Pity the NationPity the nation that is full of beliefs and emty of religion.
Pity the nation that wears a cloth it does not weave, eats a bread it does not harvest, and drinks a wine that flows not from its own wine-press.
Pity the nation that acclaims the bull as hero, and that deems the glittering conqueror bountiful.
Pity the nation whose statesman is a fox, whose philosopher is a juggler, and whose art is the art of patching and mimicking.
Pity the nation whose sages are dumb with years and whose strong men are yet in the cradle.
The garden of the Prophet (1934)
Robert Fisk's journalistic account of the Lebanese Civil War is rightly praised as a chillingly accurate account of Lebanese civil war. The book actually works on three levels: as a history of the major events and players in the fifteen-year conflict, a personal account of one journalist's experience and feelings as his world and his city (Beirut) collapsed around him, and as a commentary on how the media covers the Middle East. It is this last level which I found to be the most interesting. Fisk, one of those 'super-journalists' who get to write books and appear on panels, and whose writing and reporting commands international respect, savagely critiques the failure and cowardice of the media as it falls back on loaded words and lopsided analysis in order to compensate for its lack of courage and critical insight. Fisk writes:
"The art--or craft--of reporting in Lebanon was being debased by a style of writing that reduced complex and tragic events to a common denominator which both insulted the victims and mocked their suffering. Television journalism, with its dependence on the image, its subordination of words to pictures, contributed to this process. So did radio journalism, especially in America where a 35-second time limit is normally imposed on each foreign report. The news agencies--which catered for radio and television as well as newspapers--helped to create the unreal world in which the crisis was framed. I began to suspect that the cliches that governed so many reports and headlines about Lebanon actively hindered our task to telling the truth about what was happenning there."
Some examples: Syrian weapons were always described as "Soviet-made", while Israeli or Phalangist weapons were never described as "American-made". Israel "captured" people, while Hezbollah and the PLO "kidnapped" them, and Israel-occupied Lebanon was described as a "security zone." Fisk also has an excellent section on the use and abuse of the word "terror" and "terrorism", that helps contextualize much of the current overheated rhetoric on this misunderstood concept. For if it is terrorism for Palestinians to fire rockets over the border at Israeli civilians, then surely it is terrorism when Israel bombs entire apartment buildings, killing everyone inside. Surely it is terrorism when the US incurs over the Syrian border chasing an al-Qaeda operative and kills civilians in a village. Fisk and other journalists on the ground in Beirut actually began to refuse to use the word in their reports. Better to call an "attack" simply an "attack" and avoid the emotional bias of the word "terror" as a descriptor.

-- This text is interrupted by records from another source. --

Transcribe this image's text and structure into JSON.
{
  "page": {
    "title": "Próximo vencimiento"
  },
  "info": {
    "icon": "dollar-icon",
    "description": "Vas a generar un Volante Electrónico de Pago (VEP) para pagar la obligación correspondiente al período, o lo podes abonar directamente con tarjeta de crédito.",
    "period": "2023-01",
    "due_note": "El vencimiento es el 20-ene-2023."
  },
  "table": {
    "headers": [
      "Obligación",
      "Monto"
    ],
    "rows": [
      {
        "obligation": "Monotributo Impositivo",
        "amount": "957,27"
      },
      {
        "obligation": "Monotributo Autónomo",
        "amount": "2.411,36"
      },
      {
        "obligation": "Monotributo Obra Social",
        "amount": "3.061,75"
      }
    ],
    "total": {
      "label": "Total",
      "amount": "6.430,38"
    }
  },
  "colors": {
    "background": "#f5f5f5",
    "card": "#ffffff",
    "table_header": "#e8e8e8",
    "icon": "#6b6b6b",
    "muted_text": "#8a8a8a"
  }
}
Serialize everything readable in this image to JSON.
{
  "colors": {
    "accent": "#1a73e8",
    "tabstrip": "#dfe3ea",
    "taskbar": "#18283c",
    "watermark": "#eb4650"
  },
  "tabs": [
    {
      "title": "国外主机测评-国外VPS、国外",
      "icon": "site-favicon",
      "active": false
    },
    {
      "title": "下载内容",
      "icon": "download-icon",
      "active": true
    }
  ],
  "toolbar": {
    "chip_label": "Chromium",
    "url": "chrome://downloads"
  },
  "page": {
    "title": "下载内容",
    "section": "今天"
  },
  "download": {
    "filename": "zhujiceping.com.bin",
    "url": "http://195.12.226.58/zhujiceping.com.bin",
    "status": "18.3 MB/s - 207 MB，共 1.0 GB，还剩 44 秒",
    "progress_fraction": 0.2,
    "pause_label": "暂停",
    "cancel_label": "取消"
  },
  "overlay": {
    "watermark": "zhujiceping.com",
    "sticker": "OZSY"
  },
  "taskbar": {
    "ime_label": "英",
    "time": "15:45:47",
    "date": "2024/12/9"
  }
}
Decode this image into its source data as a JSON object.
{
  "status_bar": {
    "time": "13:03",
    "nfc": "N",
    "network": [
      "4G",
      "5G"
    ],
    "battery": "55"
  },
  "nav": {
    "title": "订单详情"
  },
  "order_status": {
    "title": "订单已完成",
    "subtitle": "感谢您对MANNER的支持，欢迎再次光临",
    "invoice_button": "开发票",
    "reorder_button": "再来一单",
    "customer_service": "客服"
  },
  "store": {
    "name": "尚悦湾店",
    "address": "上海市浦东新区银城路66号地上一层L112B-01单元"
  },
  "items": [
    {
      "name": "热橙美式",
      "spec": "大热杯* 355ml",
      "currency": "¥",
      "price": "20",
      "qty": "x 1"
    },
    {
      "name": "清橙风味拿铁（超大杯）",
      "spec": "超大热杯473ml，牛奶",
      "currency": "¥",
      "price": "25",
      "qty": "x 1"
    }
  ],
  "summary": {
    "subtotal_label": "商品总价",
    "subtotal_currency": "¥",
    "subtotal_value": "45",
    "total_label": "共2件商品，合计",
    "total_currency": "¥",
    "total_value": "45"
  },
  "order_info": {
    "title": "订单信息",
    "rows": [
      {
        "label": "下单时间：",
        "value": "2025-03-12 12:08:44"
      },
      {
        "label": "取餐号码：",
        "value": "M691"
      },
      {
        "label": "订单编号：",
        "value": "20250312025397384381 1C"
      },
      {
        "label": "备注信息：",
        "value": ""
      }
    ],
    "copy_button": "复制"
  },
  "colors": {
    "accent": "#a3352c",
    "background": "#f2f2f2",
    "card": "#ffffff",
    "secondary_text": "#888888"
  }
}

I could go on with insightful examples from this remarkable book. But instead, you yourself, should go out and get a cheap copy and read it.